Task directions:
Print the data that follows word for word, leaving out any picture.

Data for review:
==*==

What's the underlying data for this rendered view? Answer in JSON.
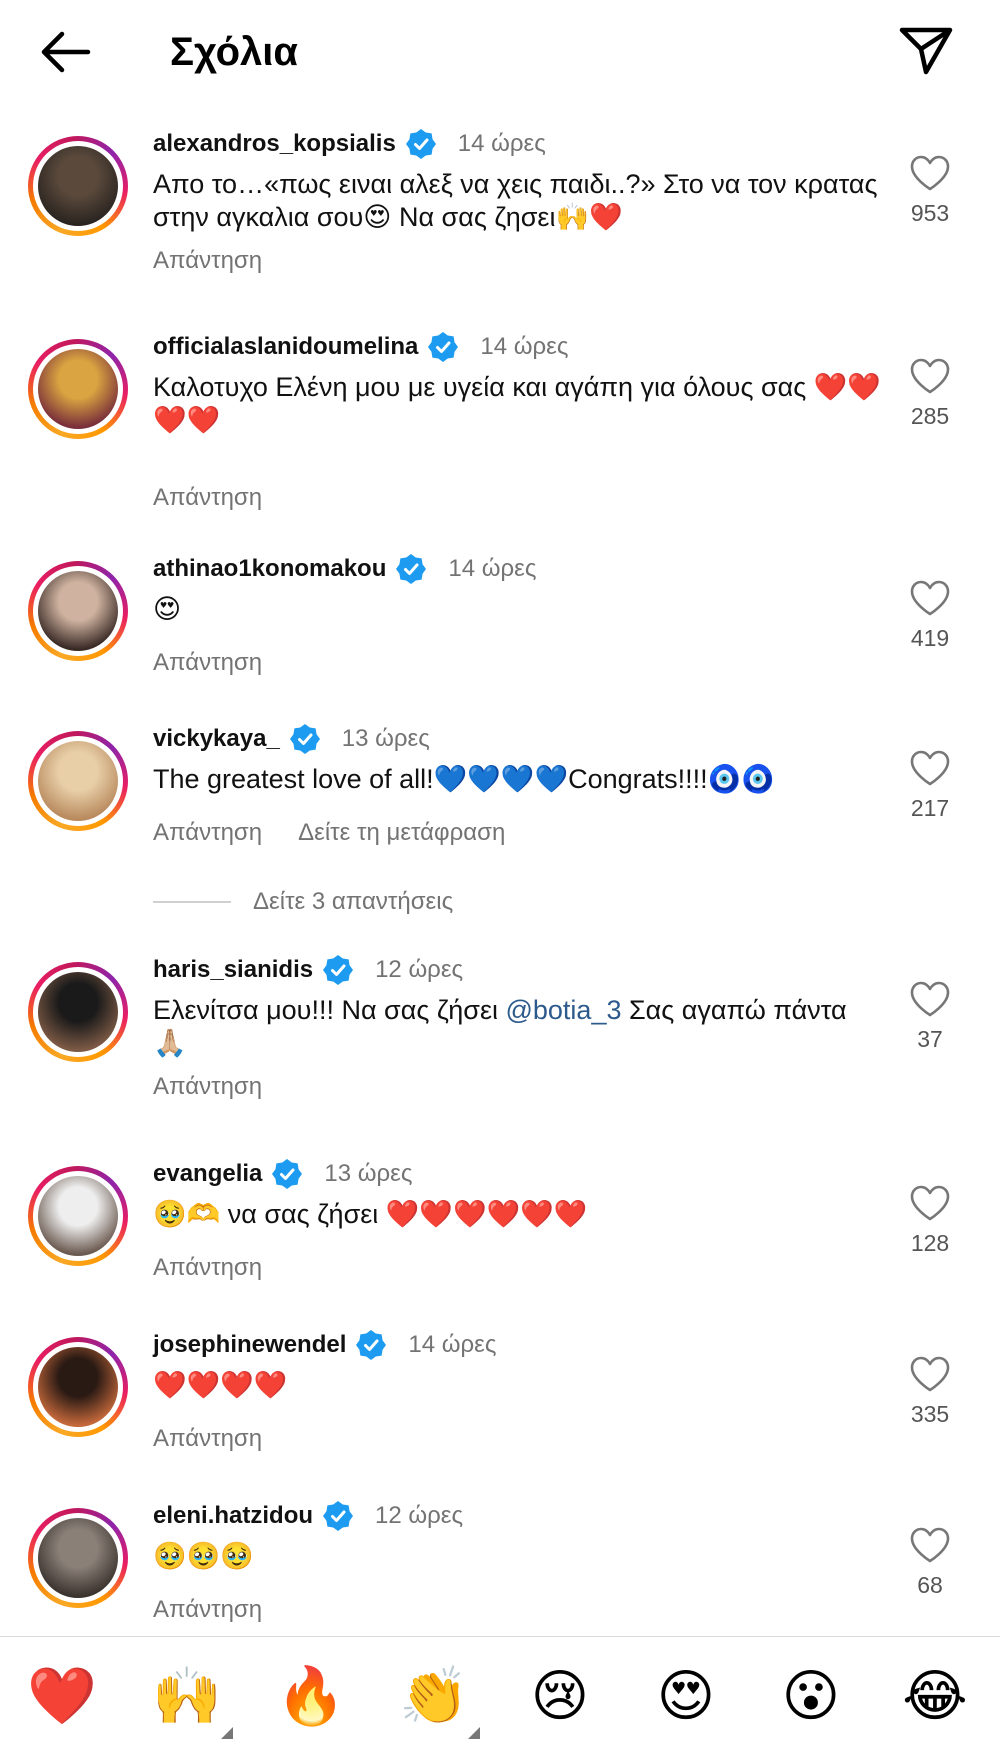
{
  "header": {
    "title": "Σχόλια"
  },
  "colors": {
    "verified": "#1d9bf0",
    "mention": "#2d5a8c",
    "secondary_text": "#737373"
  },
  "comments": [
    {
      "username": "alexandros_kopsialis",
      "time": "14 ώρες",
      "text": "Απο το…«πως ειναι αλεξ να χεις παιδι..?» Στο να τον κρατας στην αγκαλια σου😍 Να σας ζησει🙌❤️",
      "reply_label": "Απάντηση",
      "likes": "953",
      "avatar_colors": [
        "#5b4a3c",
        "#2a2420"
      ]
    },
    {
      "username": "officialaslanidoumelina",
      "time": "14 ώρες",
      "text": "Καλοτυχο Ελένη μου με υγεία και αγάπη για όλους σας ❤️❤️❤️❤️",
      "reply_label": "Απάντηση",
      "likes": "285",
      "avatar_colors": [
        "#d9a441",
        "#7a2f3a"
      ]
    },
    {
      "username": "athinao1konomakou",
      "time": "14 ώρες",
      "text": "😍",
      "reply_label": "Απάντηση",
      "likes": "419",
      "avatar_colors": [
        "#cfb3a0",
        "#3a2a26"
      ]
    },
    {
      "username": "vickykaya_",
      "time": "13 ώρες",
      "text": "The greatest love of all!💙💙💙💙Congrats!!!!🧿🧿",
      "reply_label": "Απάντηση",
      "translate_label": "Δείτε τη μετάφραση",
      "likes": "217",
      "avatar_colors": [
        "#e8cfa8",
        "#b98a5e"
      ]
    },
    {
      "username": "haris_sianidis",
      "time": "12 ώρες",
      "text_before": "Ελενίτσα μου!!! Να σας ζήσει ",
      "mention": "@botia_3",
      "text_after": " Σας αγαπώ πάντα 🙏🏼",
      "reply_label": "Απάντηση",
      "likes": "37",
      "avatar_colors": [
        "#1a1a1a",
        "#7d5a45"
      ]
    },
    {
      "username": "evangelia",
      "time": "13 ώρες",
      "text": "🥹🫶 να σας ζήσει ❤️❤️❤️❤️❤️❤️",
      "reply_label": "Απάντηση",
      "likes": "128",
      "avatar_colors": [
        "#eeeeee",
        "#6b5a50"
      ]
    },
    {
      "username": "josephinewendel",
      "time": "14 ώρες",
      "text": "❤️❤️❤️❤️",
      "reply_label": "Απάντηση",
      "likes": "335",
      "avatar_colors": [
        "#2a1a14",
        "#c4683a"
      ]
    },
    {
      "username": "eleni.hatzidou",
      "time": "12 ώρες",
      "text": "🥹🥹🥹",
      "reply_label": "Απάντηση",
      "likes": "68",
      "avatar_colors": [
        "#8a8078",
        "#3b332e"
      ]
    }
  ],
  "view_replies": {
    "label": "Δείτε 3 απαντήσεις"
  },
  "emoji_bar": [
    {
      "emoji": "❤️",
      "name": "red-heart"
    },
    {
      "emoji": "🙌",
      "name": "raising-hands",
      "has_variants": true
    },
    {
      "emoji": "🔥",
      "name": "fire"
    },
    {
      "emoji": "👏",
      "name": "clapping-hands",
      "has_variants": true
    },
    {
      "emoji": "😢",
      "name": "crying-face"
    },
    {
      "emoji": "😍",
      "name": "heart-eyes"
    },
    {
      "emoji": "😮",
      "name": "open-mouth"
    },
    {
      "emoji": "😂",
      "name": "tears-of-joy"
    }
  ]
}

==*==

Reply to the task:
What's the underlying data for this rendered view? Answer in JSON.
{
  "header": {
    "title": "Σχόλια"
  },
  "colors": {
    "verified": "#1d9bf0",
    "mention": "#2d5a8c",
    "secondary_text": "#737373"
  },
  "comments": [
    {
      "username": "alexandros_kopsialis",
      "time": "14 ώρες",
      "text": "Απο το…«πως ειναι αλεξ να χεις παιδι..?» Στο να τον κρατας στην αγκαλια σου😍 Να σας ζησει🙌❤️",
      "reply_label": "Απάντηση",
      "likes": "953",
      "avatar_colors": [
        "#5b4a3c",
        "#2a2420"
      ]
    },
    {
      "username": "officialaslanidoumelina",
      "time": "14 ώρες",
      "text": "Καλοτυχο Ελένη μου με υγεία και αγάπη για όλους σας ❤️❤️❤️❤️",
      "reply_label": "Απάντηση",
      "likes": "285",
      "avatar_colors": [
        "#d9a441",
        "#7a2f3a"
      ]
    },
    {
      "username": "athinao1konomakou",
      "time": "14 ώρες",
      "text": "😍",
      "reply_label": "Απάντηση",
      "likes": "419",
      "avatar_colors": [
        "#cfb3a0",
        "#3a2a26"
      ]
    },
    {
      "username": "vickykaya_",
      "time": "13 ώρες",
      "text": "The greatest love of all!💙💙💙💙Congrats!!!!🧿🧿",
      "reply_label": "Απάντηση",
      "translate_label": "Δείτε τη μετάφραση",
      "likes": "217",
      "avatar_colors": [
        "#e8cfa8",
        "#b98a5e"
      ]
    },
    {
      "username": "haris_sianidis",
      "time": "12 ώρες",
      "text_before": "Ελενίτσα μου!!! Να σας ζήσει ",
      "mention": "@botia_3",
      "text_after": " Σας αγαπώ πάντα 🙏🏼",
      "reply_label": "Απάντηση",
      "likes": "37",
      "avatar_colors": [
        "#1a1a1a",
        "#7d5a45"
      ]
    },
    {
      "username": "evangelia",
      "time": "13 ώρες",
      "text": "🥹🫶 να σας ζήσει ❤️❤️❤️❤️❤️❤️",
      "reply_label": "Απάντηση",
      "likes": "128",
      "avatar_colors": [
        "#eeeeee",
        "#6b5a50"
      ]
    },
    {
      "username": "josephinewendel",
      "time": "14 ώρες",
      "text": "❤️❤️❤️❤️",
      "reply_label": "Απάντηση",
      "likes": "335",
      "avatar_colors": [
        "#2a1a14",
        "#c4683a"
      ]
    },
    {
      "username": "eleni.hatzidou",
      "time": "12 ώρες",
      "text": "🥹🥹🥹",
      "reply_label": "Απάντηση",
      "likes": "68",
      "avatar_colors": [
        "#8a8078",
        "#3b332e"
      ]
    }
  ],
  "view_replies": {
    "label": "Δείτε 3 απαντήσεις"
  },
  "emoji_bar": [
    {
      "emoji": "❤️",
      "name": "red-heart"
    },
    {
      "emoji": "🙌",
      "name": "raising-hands",
      "has_variants": true
    },
    {
      "emoji": "🔥",
      "name": "fire"
    },
    {
      "emoji": "👏",
      "name": "clapping-hands",
      "has_variants": true
    },
    {
      "emoji": "😢",
      "name": "crying-face"
    },
    {
      "emoji": "😍",
      "name": "heart-eyes"
    },
    {
      "emoji": "😮",
      "name": "open-mouth"
    },
    {
      "emoji": "😂",
      "name": "tears-of-joy"
    }
  ]
}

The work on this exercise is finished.